Swor R, Khan I, Domeier R, et al: CPR training and CPR performance: Do CPR-trained bystanders perform CPR? Academic Emergency Medicine. 13(6):596 601, 2006.
The authors conducted phone interviews with bystanders who called 9-1-1 for a cardiac arrest victim. The bystanders were asked several questions regarding their actions related to performing or not performing CPR. The authors made contact with 684 (78.1 percent) of 868 cardiac arrest bystanders. Seventy percent were family members of the victim, 37 percent had more than a high-school education, and 54 percent had been taught CPR at some time. Twenty-one percent of the bystanders immediately started CPR, and in 34 percent of the cases someone started CPR prior to EMS arrival. The bystander was twice as likely to perform CPR if the collapse was witnessed, more than six times more likely if they were CPR trained, and three times more likely if the arrest occurred in a public area. Of the CPR trained bystanders who did not perform CPR, 37 percent stated that they simply panicked, 9 percent were worried they wouldn t perform it correctly, and only 1 percent objected to performing mouth-to-mouth resuscitation.
This study confirms many of our beliefs regarding the value of CPR training. Clearly, bystanders trained in CPR are more likely to perform it, but the surprising finding was that fear and panic were the major deterrents to performing CPR by these very same trained bystanders. Although the physical task of performing CPR has become better defined and we have more CPR training programs being delivered than ever before, it appears we re forgetting to educate potential citizen rescuers of the emotional component of being involved in such an event.

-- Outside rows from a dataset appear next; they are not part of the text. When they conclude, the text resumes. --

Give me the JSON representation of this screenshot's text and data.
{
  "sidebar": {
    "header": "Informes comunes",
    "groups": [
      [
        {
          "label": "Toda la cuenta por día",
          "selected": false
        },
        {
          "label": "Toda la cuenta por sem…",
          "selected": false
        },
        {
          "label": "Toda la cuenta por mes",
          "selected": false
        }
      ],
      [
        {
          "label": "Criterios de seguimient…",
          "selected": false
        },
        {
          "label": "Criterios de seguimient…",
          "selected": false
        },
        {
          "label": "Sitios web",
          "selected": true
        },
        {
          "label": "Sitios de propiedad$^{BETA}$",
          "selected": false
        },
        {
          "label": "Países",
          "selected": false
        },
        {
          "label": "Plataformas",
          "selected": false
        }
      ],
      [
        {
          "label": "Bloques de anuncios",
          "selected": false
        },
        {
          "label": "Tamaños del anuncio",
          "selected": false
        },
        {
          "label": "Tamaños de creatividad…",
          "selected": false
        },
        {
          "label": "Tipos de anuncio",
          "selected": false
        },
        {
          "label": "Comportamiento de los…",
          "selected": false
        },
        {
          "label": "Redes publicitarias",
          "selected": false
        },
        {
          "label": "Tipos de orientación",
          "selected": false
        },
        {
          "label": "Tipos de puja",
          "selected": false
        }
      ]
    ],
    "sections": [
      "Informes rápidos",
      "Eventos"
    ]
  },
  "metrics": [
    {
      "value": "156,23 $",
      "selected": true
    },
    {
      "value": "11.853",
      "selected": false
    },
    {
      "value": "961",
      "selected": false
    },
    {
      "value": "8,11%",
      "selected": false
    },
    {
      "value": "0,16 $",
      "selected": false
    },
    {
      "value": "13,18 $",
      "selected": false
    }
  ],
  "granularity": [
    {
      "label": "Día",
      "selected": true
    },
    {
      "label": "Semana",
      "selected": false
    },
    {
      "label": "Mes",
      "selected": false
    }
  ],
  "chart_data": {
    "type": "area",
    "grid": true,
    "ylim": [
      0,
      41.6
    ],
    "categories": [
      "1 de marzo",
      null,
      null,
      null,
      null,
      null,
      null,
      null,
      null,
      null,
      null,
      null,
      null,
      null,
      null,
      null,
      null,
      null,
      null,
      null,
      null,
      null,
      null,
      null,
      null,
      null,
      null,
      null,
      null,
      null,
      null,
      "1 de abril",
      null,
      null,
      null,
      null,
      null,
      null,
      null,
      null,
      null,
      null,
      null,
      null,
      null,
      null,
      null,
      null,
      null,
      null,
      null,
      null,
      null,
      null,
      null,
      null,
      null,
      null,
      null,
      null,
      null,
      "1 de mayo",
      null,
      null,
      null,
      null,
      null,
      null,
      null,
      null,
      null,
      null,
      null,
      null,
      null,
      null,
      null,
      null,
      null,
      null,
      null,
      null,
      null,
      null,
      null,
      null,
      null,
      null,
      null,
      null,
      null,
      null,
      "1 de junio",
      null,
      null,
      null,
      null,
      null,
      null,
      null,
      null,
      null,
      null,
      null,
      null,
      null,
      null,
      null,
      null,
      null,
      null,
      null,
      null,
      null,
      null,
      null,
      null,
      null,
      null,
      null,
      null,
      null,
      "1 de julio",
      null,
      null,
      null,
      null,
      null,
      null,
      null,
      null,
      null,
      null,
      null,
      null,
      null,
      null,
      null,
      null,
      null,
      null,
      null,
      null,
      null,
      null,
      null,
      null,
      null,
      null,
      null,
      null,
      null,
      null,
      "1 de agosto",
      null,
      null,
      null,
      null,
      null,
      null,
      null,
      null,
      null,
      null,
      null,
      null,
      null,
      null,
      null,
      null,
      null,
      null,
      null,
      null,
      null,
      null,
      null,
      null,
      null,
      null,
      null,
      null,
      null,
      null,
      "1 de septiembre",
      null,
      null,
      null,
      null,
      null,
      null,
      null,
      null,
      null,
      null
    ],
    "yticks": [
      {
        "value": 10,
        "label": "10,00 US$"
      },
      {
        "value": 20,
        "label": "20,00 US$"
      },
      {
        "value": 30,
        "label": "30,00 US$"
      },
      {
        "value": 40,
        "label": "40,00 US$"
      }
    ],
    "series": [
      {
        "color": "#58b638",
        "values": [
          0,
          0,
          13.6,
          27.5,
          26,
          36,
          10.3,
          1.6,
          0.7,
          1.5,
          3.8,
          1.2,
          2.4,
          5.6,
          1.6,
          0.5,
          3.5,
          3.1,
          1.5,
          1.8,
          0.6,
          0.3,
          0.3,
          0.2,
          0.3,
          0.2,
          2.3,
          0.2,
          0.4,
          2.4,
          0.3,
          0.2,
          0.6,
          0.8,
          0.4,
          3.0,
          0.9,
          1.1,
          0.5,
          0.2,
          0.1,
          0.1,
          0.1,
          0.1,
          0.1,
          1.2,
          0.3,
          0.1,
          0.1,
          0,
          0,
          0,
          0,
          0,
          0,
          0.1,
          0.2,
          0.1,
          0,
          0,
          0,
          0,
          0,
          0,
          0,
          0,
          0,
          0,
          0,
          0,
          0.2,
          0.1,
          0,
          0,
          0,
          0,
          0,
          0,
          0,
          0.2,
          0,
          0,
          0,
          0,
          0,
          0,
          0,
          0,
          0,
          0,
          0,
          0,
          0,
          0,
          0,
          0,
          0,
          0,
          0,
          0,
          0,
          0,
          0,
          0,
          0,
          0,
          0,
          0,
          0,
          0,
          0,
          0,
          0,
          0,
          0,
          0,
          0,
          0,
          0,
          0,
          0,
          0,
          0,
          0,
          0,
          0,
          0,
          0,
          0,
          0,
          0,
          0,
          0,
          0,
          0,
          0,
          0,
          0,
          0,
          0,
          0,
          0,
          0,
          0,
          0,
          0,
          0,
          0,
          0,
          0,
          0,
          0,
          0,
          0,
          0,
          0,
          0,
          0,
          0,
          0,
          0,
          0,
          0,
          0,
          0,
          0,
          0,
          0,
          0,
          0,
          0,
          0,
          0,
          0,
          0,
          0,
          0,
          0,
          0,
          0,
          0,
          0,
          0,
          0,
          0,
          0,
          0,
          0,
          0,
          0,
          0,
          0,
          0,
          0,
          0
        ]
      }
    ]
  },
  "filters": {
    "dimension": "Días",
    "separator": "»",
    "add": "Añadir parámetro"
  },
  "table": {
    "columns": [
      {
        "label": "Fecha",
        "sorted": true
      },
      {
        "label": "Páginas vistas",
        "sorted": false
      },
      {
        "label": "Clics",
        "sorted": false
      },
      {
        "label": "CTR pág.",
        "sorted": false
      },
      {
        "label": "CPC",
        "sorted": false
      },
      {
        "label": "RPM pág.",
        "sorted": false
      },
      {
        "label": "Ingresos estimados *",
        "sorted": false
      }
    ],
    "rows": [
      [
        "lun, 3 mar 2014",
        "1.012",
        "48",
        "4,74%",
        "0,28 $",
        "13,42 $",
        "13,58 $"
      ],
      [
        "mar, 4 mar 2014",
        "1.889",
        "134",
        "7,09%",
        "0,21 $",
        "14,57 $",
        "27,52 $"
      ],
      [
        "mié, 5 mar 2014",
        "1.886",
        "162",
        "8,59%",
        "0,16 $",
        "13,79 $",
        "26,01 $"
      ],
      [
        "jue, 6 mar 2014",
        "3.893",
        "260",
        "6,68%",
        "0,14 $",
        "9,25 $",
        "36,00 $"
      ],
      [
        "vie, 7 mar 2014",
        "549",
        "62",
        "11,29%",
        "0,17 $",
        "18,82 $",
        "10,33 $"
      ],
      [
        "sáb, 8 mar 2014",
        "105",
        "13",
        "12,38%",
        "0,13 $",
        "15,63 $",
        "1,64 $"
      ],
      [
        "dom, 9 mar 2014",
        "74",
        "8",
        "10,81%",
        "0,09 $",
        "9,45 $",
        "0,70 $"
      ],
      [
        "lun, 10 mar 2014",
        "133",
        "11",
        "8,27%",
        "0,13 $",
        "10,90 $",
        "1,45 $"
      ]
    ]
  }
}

We re quick to tell them how proud they ll be if they save a life, but we must also psychologically prepare them to remain calm and take command of the scene. Hopefully, this study will change the way we educate so there will be no barriers to performing CPR when the need arises.